Praise for Purdy

Redshirt freshman Chubba Purdy saw his first playing time of 2021 on Saturday, completing 5 of 5 passes for 98 yards and touchdown passes to Camren McDonald and Jordan Young.

“He wasn’t making his mind up early,” Norvell said. “He was truly processing, let the game come to him, and that was a big step. I’m excited he got that opportunity, and what he did with the opportunity. Chubba has a great future in front of him and excited to watch him grow.”

Purdy had an interrupted true freshman season — he injured his collarbone in August and started at NC State before undergoing surgery again in November. Purdy began the spring by practicing with the team but then shifted fully to rehabilitation ahead of preseason camp and the 2021 season.

“Completely different person,” offensive coordinator Kenny Dillingham said. “Last year he shows up and was like, ‘Hey, true freshmen that has no practice. And you’re starting.’ That’s literally it. I mean, you had a week and a half a practice, you got hurt and then you come back and you’re playing a game on the road. So this year, he was out there, we had RPOs called, we had a run game check for him, and we didn’t change the offense at all. He went out there and we said, ‘We wanted to play football with him at quarterback.’ And he led us down and he made the right decisions. … 

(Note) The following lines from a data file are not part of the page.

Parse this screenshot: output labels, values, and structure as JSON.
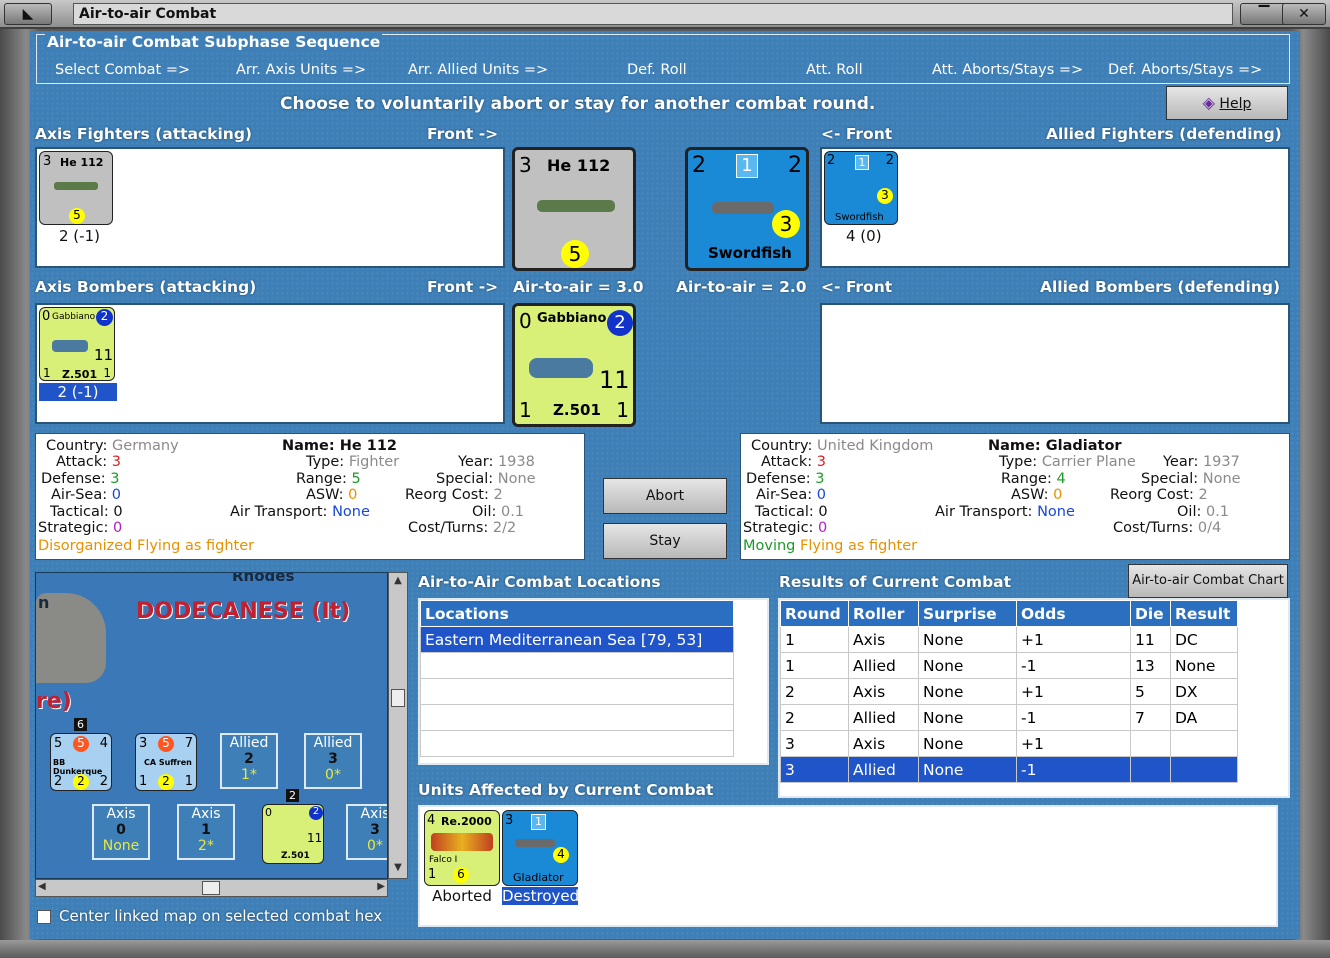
{
  "window": {
    "title": "Air-to-air Combat"
  },
  "sequence": {
    "title": "Air-to-air Combat Subphase Sequence",
    "steps": [
      "Select Combat =>",
      "Arr. Axis Units =>",
      "Arr. Allied Units =>",
      "Def. Roll",
      "Att. Roll",
      "Att. Aborts/Stays =>",
      "Def. Aborts/Stays =>"
    ]
  },
  "instruction": "Choose to voluntarily abort or stay for another combat round.",
  "help_label": "Help",
  "fighters": {
    "axis_label": "Axis Fighters (attacking)",
    "front_right": "Front ->",
    "front_left": "<- Front",
    "allied_label": "Allied Fighters (defending)",
    "axis_unit_value": "2 (-1)",
    "allied_unit_value": "4 (0)",
    "axis_air_to_air": "Air-to-air = 3.0",
    "allied_air_to_air": "Air-to-air = 2.0"
  },
  "bombers": {
    "axis_label": "Axis Bombers (attacking)",
    "front_right": "Front ->",
    "front_left": "<- Front",
    "allied_label": "Allied Bombers (defending)",
    "axis_unit_value": "2 (-1)"
  },
  "counters": {
    "he112": {
      "left": "3",
      "name": "He 112",
      "star": "*",
      "mid": "5"
    },
    "swordfish": {
      "left": "2",
      "mid": "1",
      "right": "2",
      "num": "3",
      "name": "Swordfish",
      "star": "*"
    },
    "gabbiano": {
      "left": "0",
      "name": "Gabbiano",
      "top": "2",
      "num": "11",
      "bl": "1",
      "unit": "Z.501",
      "br": "1"
    },
    "re2000": {
      "left": "4",
      "name": "Re.2000",
      "sub": "Falco I",
      "bl": "1",
      "num": "6",
      "star": "*"
    },
    "gladiator": {
      "left": "3",
      "mid": "1",
      "num": "4",
      "name": "Gladiator",
      "star": "*"
    }
  },
  "axis_info": {
    "country_lbl": "Country:",
    "country": "Germany",
    "name_lbl": "Name:",
    "name": "He 112",
    "attack_lbl": "Attack:",
    "attack": "3",
    "type_lbl": "Type:",
    "type": "Fighter",
    "year_lbl": "Year:",
    "year": "1938",
    "defense_lbl": "Defense:",
    "defense": "3",
    "range_lbl": "Range:",
    "range": "5",
    "special_lbl": "Special:",
    "special": "None",
    "airsea_lbl": "Air-Sea:",
    "airsea": "0",
    "asw_lbl": "ASW:",
    "asw": "0",
    "reorg_lbl": "Reorg Cost:",
    "reorg": "2",
    "tactical_lbl": "Tactical:",
    "tactical": "0",
    "airtrans_lbl": "Air Transport:",
    "airtrans": "None",
    "oil_lbl": "Oil:",
    "oil": "0.1",
    "strategic_lbl": "Strategic:",
    "strategic": "0",
    "cost_lbl": "Cost/Turns:",
    "cost": "2/2",
    "status1": "Disorganized",
    "status2": "Flying as fighter"
  },
  "allied_info": {
    "country_lbl": "Country:",
    "country": "United Kingdom",
    "name_lbl": "Name:",
    "name": "Gladiator",
    "attack_lbl": "Attack:",
    "attack": "3",
    "type_lbl": "Type:",
    "type": "Carrier Plane",
    "year_lbl": "Year:",
    "year": "1937",
    "defense_lbl": "Defense:",
    "defense": "3",
    "range_lbl": "Range:",
    "range": "4",
    "special_lbl": "Special:",
    "special": "None",
    "airsea_lbl": "Air-Sea:",
    "airsea": "0",
    "asw_lbl": "ASW:",
    "asw": "0",
    "reorg_lbl": "Reorg Cost:",
    "reorg": "2",
    "tactical_lbl": "Tactical:",
    "tactical": "0",
    "airtrans_lbl": "Air Transport:",
    "airtrans": "None",
    "oil_lbl": "Oil:",
    "oil": "0.1",
    "strategic_lbl": "Strategic:",
    "strategic": "0",
    "cost_lbl": "Cost/Turns:",
    "cost": "0/4",
    "status1": "Moving",
    "status2": "Flying as fighter"
  },
  "buttons": {
    "abort": "Abort",
    "stay": "Stay",
    "chart": "Air-to-air Combat Chart"
  },
  "map": {
    "region": "DODECANESE (It)",
    "city": "Rhodes",
    "frag_n": "n",
    "frag_re": "re)",
    "stack_num": "6",
    "stack2_num": "2",
    "c1": {
      "a": "5",
      "b": "5",
      "c": "4",
      "name": "BB Dunkerque",
      "d": "2",
      "e": "2",
      "f": "2"
    },
    "c2": {
      "a": "3",
      "b": "5",
      "c": "7",
      "name": "CA Suffren",
      "d": "1",
      "e": "2",
      "f": "1"
    },
    "allied1": {
      "title": "Allied",
      "num": "2",
      "sub": "1*"
    },
    "allied2": {
      "title": "Allied",
      "num": "3",
      "sub": "0*"
    },
    "axis1": {
      "title": "Axis",
      "num": "0",
      "sub": "None"
    },
    "axis2": {
      "title": "Axis",
      "num": "1",
      "sub": "2*"
    },
    "axis3": {
      "title": "Axis",
      "num": "3",
      "sub": "0*"
    },
    "center_label": "Center linked map on selected combat hex"
  },
  "locations": {
    "title": "Air-to-Air Combat Locations",
    "header": "Locations",
    "items": [
      "Eastern Mediterranean Sea [79, 53]"
    ]
  },
  "results": {
    "title": "Results of Current Combat",
    "headers": [
      "Round",
      "Roller",
      "Surprise",
      "Odds",
      "Die",
      "Result"
    ],
    "rows": [
      [
        "1",
        "Axis",
        "None",
        "+1",
        "11",
        "DC"
      ],
      [
        "1",
        "Allied",
        "None",
        "-1",
        "13",
        "None"
      ],
      [
        "2",
        "Axis",
        "None",
        "+1",
        "5",
        "DX"
      ],
      [
        "2",
        "Allied",
        "None",
        "-1",
        "7",
        "DA"
      ],
      [
        "3",
        "Axis",
        "None",
        "+1",
        "",
        ""
      ],
      [
        "3",
        "Allied",
        "None",
        "-1",
        "",
        ""
      ]
    ]
  },
  "affected": {
    "title": "Units Affected by Current Combat",
    "unit1_status": "Aborted",
    "unit2_status": "Destroyed"
  },
  "colors": {
    "panel": "#3d7fb6",
    "header": "#2a6fc0",
    "selected": "#1f55c8",
    "axis_counter": "#c0c0c0",
    "allied_counter": "#1b8ad6",
    "italian_counter": "#d8f078"
  }
}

“For the most part that guy went out there and he was calm. And that’s what you look for when you look for a quarterback, you look for, ‘Are they calm or are they panicked when things happen?’ And you can see a calmness about him that was not there last year when he played.”

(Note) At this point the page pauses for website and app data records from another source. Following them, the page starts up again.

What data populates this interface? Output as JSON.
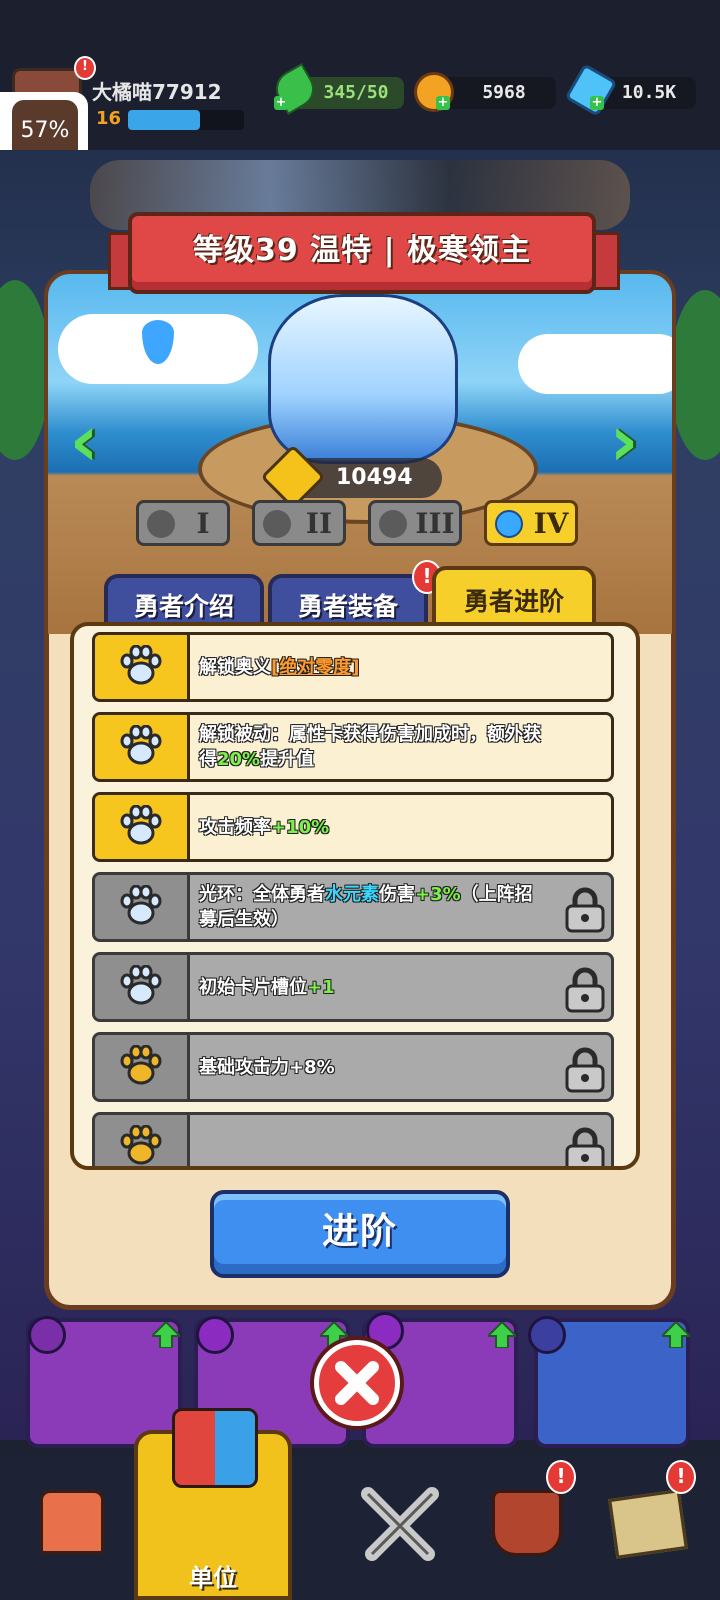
{
  "hud": {
    "player_name": "大橘喵77912",
    "level": "16",
    "xp_fraction": 0.62,
    "stamina": "345/50",
    "coins": "5968",
    "gems": "10.5K"
  },
  "overlay": {
    "percent": "57%"
  },
  "hero": {
    "title": "等级39 温特 | 极寒领主",
    "power": "10494",
    "ranks": [
      "I",
      "II",
      "III",
      "IV"
    ],
    "active_rank": "IV"
  },
  "tabs": [
    {
      "label": "勇者介绍",
      "active": false
    },
    {
      "label": "勇者装备",
      "active": false,
      "badge": "!"
    },
    {
      "label": "勇者进阶",
      "active": true
    }
  ],
  "advancement": [
    {
      "state": "unlocked",
      "paw": "blue",
      "parts": [
        "解锁奥义",
        "[绝对零度]"
      ]
    },
    {
      "state": "unlocked",
      "paw": "blue",
      "parts": [
        "解锁被动：属性卡获得伤害加成时，额外获得",
        "20%",
        "提升值"
      ]
    },
    {
      "state": "unlocked",
      "paw": "blue",
      "parts": [
        "攻击频率",
        "+10%"
      ]
    },
    {
      "state": "locked",
      "paw": "blue",
      "parts": [
        "光环：全体勇者",
        "水元素",
        "伤害",
        "+3%",
        "（上阵招募后生效）"
      ]
    },
    {
      "state": "locked",
      "paw": "blue",
      "parts": [
        "初始卡片槽位",
        "+1"
      ]
    },
    {
      "state": "locked",
      "paw": "gold",
      "parts": [
        "基础攻击力+8%"
      ]
    },
    {
      "state": "locked",
      "paw": "gold",
      "parts": [
        ""
      ]
    }
  ],
  "advance_button": "进阶",
  "bottom_nav": {
    "active_label": "单位"
  },
  "colors": {
    "accent_yellow": "#f6cf2b",
    "button_blue": "#3f8ff0",
    "banner_red": "#e04848",
    "highlight_green": "#7cf04c",
    "highlight_cyan": "#38d8ff",
    "highlight_orange": "#ff9a2a"
  }
}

Clemson’s stingy defense

Clemson has had its issues on offense but the defense has been among the nation’s best. The Tigers are No. 3 in scoring defense (14.6 points), and they are No. 1 in red-zone defense — allowing just five touchdowns and seven made field-goal attempts on the opponents’ 20 possessions.

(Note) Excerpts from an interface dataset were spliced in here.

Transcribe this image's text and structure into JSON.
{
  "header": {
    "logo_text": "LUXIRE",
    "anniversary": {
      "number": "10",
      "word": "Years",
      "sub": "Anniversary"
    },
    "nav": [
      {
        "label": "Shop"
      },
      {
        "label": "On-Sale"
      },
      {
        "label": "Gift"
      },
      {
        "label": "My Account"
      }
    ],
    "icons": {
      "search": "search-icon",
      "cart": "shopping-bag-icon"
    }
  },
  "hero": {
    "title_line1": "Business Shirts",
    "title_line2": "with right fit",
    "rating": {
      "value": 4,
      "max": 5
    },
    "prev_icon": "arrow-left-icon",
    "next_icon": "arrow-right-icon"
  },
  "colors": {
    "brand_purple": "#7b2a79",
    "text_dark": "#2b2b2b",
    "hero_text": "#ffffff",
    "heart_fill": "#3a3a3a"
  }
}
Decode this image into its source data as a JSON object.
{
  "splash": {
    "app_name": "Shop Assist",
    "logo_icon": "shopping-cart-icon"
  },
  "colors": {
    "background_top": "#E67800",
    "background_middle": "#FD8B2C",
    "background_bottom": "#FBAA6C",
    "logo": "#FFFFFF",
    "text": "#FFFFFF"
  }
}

“They just don’t give up points,” Norvell said. “You get in the red zone, they’re phenomenal in the red zone. They don’t give up the explosive plays. They limit you in regards to that. Very sound in what they do. You look at probably the best tackling team that we’ve played throughout this season.”

Dillingham said FSU will have to create some big plays because Clemson won’t allow long drives to develop.

“If you watch the film, they don’t miss tackles,” Dillingham said. “It sounds like a fundamental and boring but you get on the free safety at nine yards deep, and you gain nine yards. Some teams you get on the free safety and nine yards deep and you score. Clemson, you get on the safety at nine yards deep, it’s a 9-yard gain. And you got to do that seven more times. And that’s not easy to do vs. a good team. So when we get those opportunities to win those 1-on-1s, we’ve got to win some. Whether that’s the passing game or the running game, we’ve got to make people miss and we have to be explosive because they’re an opportunistic defense as well. And because they’re so aggressive, you’re not just going to be able to methodically move the ball down the field because they’re going to get you at a point.”

OL injury update

Florida State goes into the week with uncertainty over whether the starting guards will be available for the Clemson game. Devontay Love-Taylor missed the UMass game, while Dillan Gibbons left the game in the first quarter. Norvell said it remains to be seen how both progress.

“If not, it’s next guy up, next guy ready,” Norvell said. “Baveon Johnson, obviously you’ve got Brady Scott, those guys have played a lot of football here. They’ve had to do a lot of different things, Baveon playing guard, playing center. Brady, I think, played three different spots there the other day. It’s been a challenge. Those guys are working extremely hard, preparing in multiple spots.”

No FSU-NC State time yet

ESPN exercised a six-day hold for NC State-Florida State as well as Clemson-Louisville and Wake Forest-North Carolina. With Pitt-Duke (noon) and Georgia Tech-Miami (12:30 p.m.) in early windows, it’s fair to expect NC State-FSU to be in a 3:30 p.m. or 7 p.m. time slot — but ESPN and the ACC will not announce a game time for the Nov. 6 games until late Saturday or Sunday.